We often take for granted how reliable our iPhones are — so much so that many of us get panic-stricken at the very rare event where our device freezes up as a result of a buggy app or an update gone awry. Because of this, knowing the basics of troubleshooting is a handy skill to have, and this still applies to the iPhone XS, XS Max, and iPhone XR. Force-restarting is usually the first tactic to employ.
In some ways, knowing how to perform a force restart can especially apply to Apples latest flagships, as they utilize the highly advanced but yet unproven A12 processor that's based off 7 nm architecture. As stable as iOS is, we still highly recommend covering all your bases, just in case your iPhone XS, XS Max, or XR experiences any hardware or software-related hiccups.
If you have one of these new devices, even just shutting the device down is tricky, unless you came straight from the iPhone X where it's the same process. To shut down, you either have to open your iPhone's Settings app and hit the "Shut Down" button or press the Side button and at the same time as either Volume Up or Down button.
The shut-down button combo is similar to how you would force-restart older iPhone models, so how do you hard reboot the iPhone XS, XS Max, or XR? Well, it's the same process as on the iPhone X.
Quickly press and release the Volume Up button, then do the same for the Volume Down button. Next, press-and-hold the Side button for about 10 seconds or until the display abruptly shuts off. Keep the Side button pressed and only let go once your iPhone powers back onto its Apple boot screen. In list form, that's:
- Press Volume Up button.
- Press Volume Down button.
- Press-and-hold Side button for about 10 seconds.
- Release Side button when you see the Apple boot screen.

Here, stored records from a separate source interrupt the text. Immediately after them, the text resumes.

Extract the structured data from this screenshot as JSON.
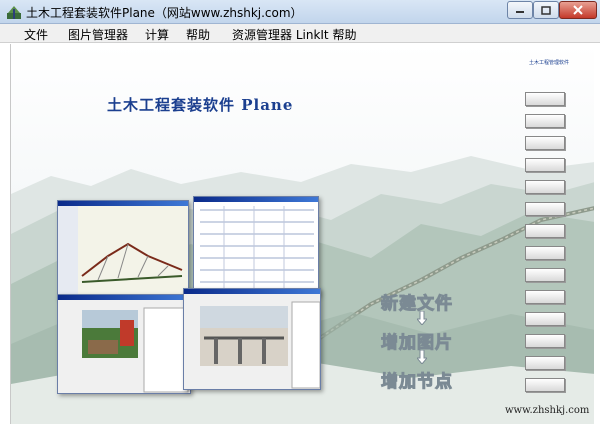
{
  "window": {
    "title": "土木工程套装软件Plane（网站www.zhshkj.com）",
    "minimize_label": "",
    "maximize_label": "",
    "close_label": ""
  },
  "menu": {
    "items": [
      "文件",
      "图片管理器",
      "计算",
      "帮助",
      "资源管理器 LinkIt 帮助"
    ]
  },
  "content": {
    "main_title": "土木工程套装软件 Plane",
    "side_header": "土木工程管理软件",
    "side_buttons": [
      "",
      "",
      "",
      "",
      "",
      "",
      "",
      "",
      "",
      "",
      "",
      "",
      "",
      ""
    ],
    "workflow_steps": [
      "新建文件",
      "增加图片",
      "增加节点"
    ],
    "footer_text": "",
    "website": "www.zhshkj.com"
  },
  "colors": {
    "title_blue": "#1b3f8f",
    "titlebar_top": "#d9e6f5",
    "close_red": "#c4392a"
  }
}
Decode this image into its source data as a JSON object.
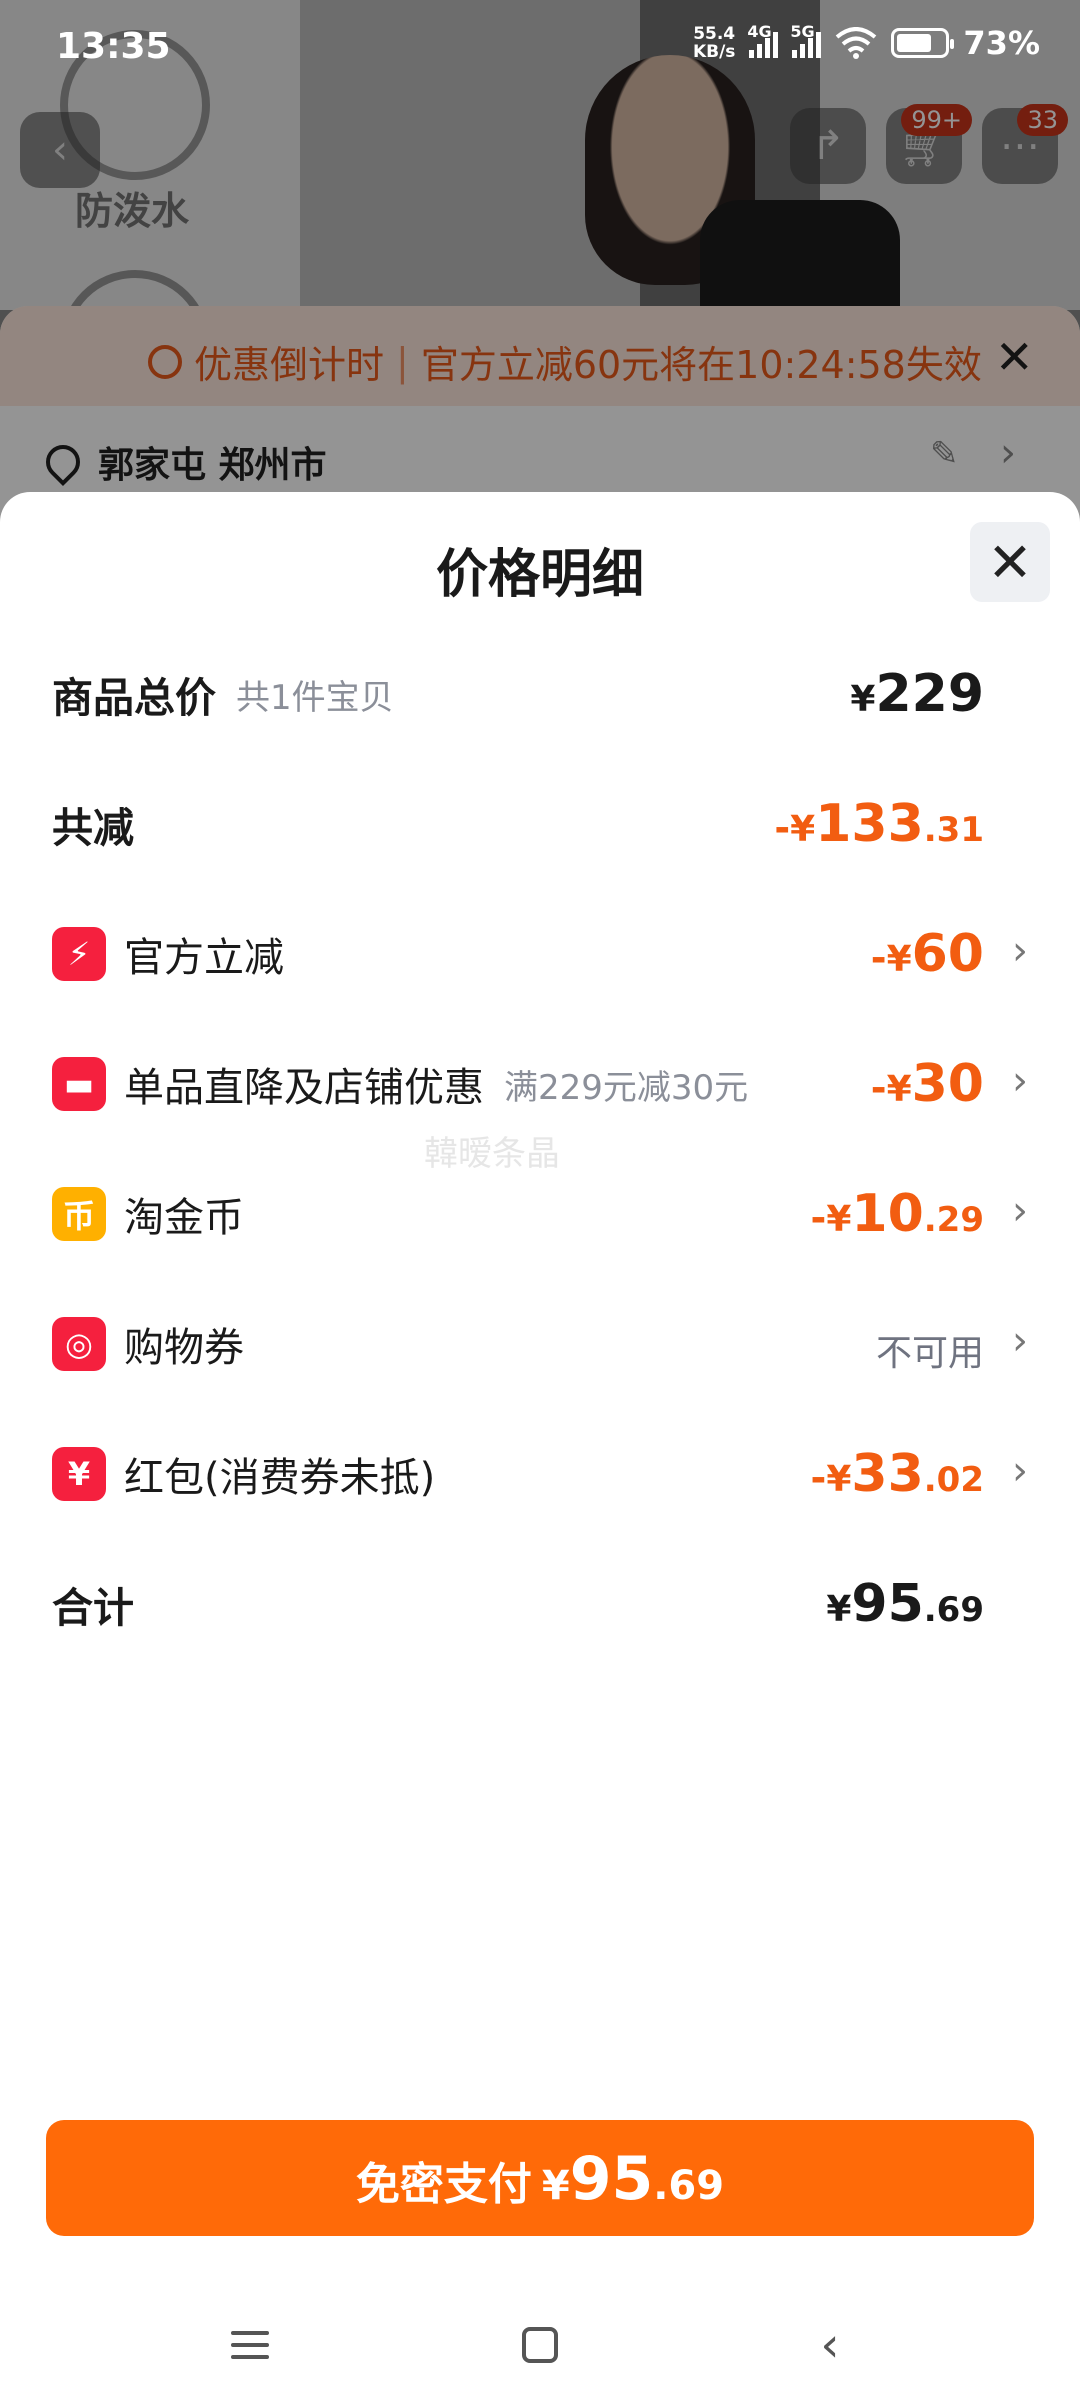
{
  "status_bar": {
    "time": "13:35",
    "net_speed_value": "55.4",
    "net_speed_unit": "KB/s",
    "net_type_1": "4G",
    "net_type_2": "5G",
    "battery_level": 0.73,
    "battery_percent": "73%"
  },
  "background_page": {
    "feature_label": "防泼水",
    "cart_badge": "99+",
    "message_badge": "33",
    "promo_label": "优惠倒计时",
    "promo_message": "官方立减60元将在10:24:58失效",
    "address": "郭家屯 郑州市"
  },
  "sheet": {
    "title": "价格明细",
    "rows": [
      {
        "label": "商品总价",
        "sub": "共1件宝贝",
        "sign": "",
        "yen": "¥",
        "int": "229",
        "dec": ""
      },
      {
        "label": "共减",
        "sign": "-",
        "yen": "¥",
        "int": "133",
        "dec": ".31"
      },
      {
        "label": "官方立减",
        "icon": "lightning-icon",
        "icon_color": "#f5203e",
        "sign": "-",
        "yen": "¥",
        "int": "60",
        "dec": ""
      },
      {
        "label": "单品直降及店铺优惠",
        "sub": "满229元减30元",
        "icon": "shop-icon",
        "icon_color": "#f5203e",
        "sign": "-",
        "yen": "¥",
        "int": "30",
        "dec": ""
      },
      {
        "label": "淘金币",
        "icon": "coin-icon",
        "icon_color": "#ffb000",
        "sign": "-",
        "yen": "¥",
        "int": "10",
        "dec": ".29"
      },
      {
        "label": "购物券",
        "icon": "voucher-icon",
        "icon_color": "#f5203e",
        "status": "不可用"
      },
      {
        "label": "红包(消费券未抵)",
        "icon": "red-packet-icon",
        "icon_color": "#f5203e",
        "sign": "-",
        "yen": "¥",
        "int": "33",
        "dec": ".02"
      },
      {
        "label": "合计",
        "sign": "",
        "yen": "¥",
        "int": "95",
        "dec": ".69"
      }
    ]
  },
  "watermark": "韓暧条晶",
  "pay_button": {
    "label": "免密支付",
    "yen": "¥",
    "int": "95",
    "dec": ".69"
  },
  "colors": {
    "accent": "#ff6a08",
    "discount": "#f25d11",
    "promo": "#e85a1a"
  }
}
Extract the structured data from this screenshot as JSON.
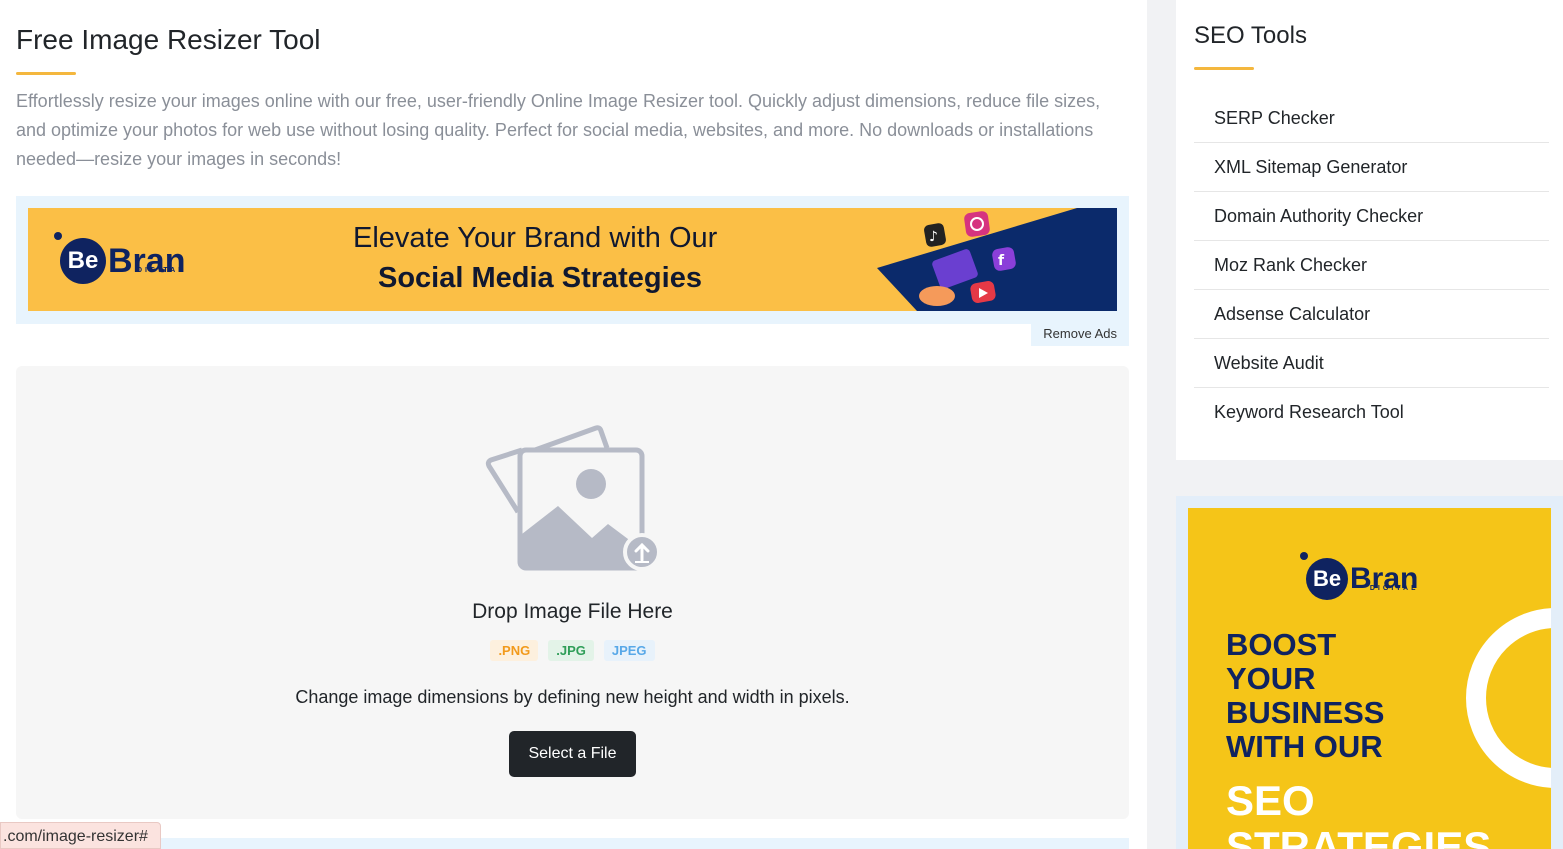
{
  "header": {
    "title": "Free Image Resizer Tool",
    "description": "Effortlessly resize your images online with our free, user-friendly Online Image Resizer tool. Quickly adjust dimensions, reduce file sizes, and optimize your photos for web use without losing quality. Perfect for social media, websites, and more. No downloads or installations needed—resize your images in seconds!"
  },
  "top_ad": {
    "logo_be": "Be",
    "logo_word": "Bran",
    "logo_sub": "DIGITAL",
    "line1": "Elevate Your Brand with Our",
    "line2": "Social Media Strategies",
    "remove_ads": "Remove Ads"
  },
  "upload": {
    "title": "Drop Image File Here",
    "formats": [
      ".PNG",
      ".JPG",
      "JPEG"
    ],
    "subtitle": "Change image dimensions by defining new height and width in pixels.",
    "button": "Select a File"
  },
  "sidebar": {
    "title": "SEO Tools",
    "items": [
      "SERP Checker",
      "XML Sitemap Generator",
      "Domain Authority Checker",
      "Moz Rank Checker",
      "Adsense Calculator",
      "Website Audit",
      "Keyword Research Tool"
    ]
  },
  "side_ad": {
    "logo_be": "Be",
    "logo_word": "Bran",
    "logo_sub": "DIGITAL",
    "line1": "BOOST",
    "line2": "YOUR",
    "line3": "BUSINESS",
    "line4": "WITH OUR",
    "line5": "SEO",
    "line6": "STRATEGIES"
  },
  "status_bar": {
    "url": ".com/image-resizer#"
  },
  "colors": {
    "accent": "#f4b73e",
    "dark_button": "#212529",
    "ad_yellow": "#fbbf46",
    "brand_navy": "#0f2360"
  }
}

After you've successfully performed a hard reboot, your iPhone will boot up as normal, and leave all your precious information intact. You can further troubleshoot your device from there and trace back your steps to check for what caused your device to malfunction, be it a problematic app or a glitch within iOS itself that might necessitate an update or software restore through iTunes.